Building an entirely new bioproduct mill or modernise the current pulp mill
The options available at Kemi number exactly two: Building an entirely new bioproduct mill with clearly higher production volumes and wood consumption. This would bring more than five hundred new jobs to harvesting and transport. The other option would be to modernise the current pulp mill. This would keep production volumes and the employment effect unchanged.
The prefeasibility study will be finished by the summer of 2019. According to Timo Merikallio, the head of the project, the most important thing in building the new mill is an investigation of the wood supply and logistics – in other words, the transportation of the wood and products to global markets.
“If the capabilities for that cannot be found, we’ll go for option two.”
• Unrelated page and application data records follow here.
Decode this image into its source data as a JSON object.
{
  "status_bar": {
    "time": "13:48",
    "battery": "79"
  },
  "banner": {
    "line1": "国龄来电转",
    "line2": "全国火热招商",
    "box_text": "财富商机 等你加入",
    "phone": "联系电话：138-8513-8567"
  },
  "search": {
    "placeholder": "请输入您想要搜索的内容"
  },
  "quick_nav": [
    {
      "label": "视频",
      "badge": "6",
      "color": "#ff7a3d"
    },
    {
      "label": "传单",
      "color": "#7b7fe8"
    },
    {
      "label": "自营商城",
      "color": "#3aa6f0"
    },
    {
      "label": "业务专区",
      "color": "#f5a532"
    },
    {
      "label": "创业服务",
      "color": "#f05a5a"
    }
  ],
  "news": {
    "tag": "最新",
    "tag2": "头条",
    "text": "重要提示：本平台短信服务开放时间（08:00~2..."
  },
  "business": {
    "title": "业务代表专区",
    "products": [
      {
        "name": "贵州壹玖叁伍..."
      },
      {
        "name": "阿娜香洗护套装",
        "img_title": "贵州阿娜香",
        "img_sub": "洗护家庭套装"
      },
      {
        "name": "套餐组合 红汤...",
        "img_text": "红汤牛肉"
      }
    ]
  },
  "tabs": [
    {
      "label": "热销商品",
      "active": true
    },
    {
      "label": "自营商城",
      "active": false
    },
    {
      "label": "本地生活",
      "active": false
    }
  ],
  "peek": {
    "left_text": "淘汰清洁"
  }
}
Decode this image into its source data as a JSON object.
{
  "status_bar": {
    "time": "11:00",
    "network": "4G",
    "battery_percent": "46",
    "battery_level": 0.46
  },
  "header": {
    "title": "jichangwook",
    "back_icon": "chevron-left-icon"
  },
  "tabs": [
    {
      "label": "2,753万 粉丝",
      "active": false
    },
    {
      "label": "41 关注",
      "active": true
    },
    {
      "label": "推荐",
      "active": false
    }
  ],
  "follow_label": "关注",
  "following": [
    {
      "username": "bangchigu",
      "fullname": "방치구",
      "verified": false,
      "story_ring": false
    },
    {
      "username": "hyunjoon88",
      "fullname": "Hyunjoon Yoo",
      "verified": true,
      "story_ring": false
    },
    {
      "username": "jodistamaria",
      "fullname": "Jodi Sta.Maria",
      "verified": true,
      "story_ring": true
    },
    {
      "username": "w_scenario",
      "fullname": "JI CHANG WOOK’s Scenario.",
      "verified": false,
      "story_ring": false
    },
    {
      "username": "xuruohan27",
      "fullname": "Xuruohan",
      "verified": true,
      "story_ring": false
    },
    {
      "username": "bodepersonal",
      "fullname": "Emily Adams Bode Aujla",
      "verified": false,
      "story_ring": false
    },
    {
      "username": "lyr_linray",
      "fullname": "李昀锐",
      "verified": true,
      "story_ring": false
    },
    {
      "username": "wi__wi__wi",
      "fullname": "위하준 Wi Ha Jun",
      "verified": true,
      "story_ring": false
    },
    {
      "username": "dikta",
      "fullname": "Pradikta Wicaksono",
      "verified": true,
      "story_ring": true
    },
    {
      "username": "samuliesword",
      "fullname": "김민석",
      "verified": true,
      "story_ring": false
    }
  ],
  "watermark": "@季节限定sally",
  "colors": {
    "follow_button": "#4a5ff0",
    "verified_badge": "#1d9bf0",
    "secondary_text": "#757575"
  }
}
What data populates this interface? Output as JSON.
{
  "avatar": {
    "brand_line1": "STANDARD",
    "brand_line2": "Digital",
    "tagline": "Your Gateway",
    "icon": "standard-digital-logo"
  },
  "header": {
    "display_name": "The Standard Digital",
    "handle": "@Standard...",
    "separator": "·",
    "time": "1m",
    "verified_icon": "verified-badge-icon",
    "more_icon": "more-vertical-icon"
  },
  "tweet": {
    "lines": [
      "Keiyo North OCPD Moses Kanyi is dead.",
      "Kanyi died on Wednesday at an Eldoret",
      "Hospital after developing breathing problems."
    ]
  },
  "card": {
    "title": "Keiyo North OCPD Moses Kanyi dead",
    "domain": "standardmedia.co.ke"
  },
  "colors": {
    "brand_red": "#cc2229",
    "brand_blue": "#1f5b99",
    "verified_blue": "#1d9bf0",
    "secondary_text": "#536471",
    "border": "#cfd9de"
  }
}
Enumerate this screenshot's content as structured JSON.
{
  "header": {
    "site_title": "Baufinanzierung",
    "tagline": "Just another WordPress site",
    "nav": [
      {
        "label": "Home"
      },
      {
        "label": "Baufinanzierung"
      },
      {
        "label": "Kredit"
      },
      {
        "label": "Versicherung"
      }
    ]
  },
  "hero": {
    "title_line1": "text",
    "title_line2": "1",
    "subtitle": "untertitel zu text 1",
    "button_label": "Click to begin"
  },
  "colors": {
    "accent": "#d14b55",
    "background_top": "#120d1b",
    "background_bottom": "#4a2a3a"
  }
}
The audience played an active role in the discussion. Tuire Kourula, who hails from Kemi, asked whether the forests have enough wood for the first option. According to Juha Mäntylä, Executive Vice President, Metsä Group, the new bioproduct mill would impact wood flows in the entire Baltic Sea area. In Finland, pulpwood felling can be increased sustainably, in the first phase, by six million cubic metres a year and, starting from 2025, by nine million cubic metres a year. The new bioproduct mill at Äänekoski will be using part of this felling potential.
Mäntylä estimates that the felling potential will increase by another two or three million cubic metres once the new national forest inventory figures will be published. The new Kemi bioproduct mill would use 6.7 million cubic metres of wood: 3.6 million cubic metres more than the current mill – and approximately the same volume as the new mill at Äänekoski consumes. Mäntylä added that the good news is that the potential for pulpwood is found particularly in northern Finland.
At the end of the event, Ismo Nousiainen revealed that the new bioproduct mill project goes by the name of Polar King. The name was suggested by the company’s personnel in Kemi mills.
“We already have a queen, the Polar Queen, in Kemi – our paperboard machine. Now our plan is to introduce a new royal/polar match: the Polar Queen and the Polar King!”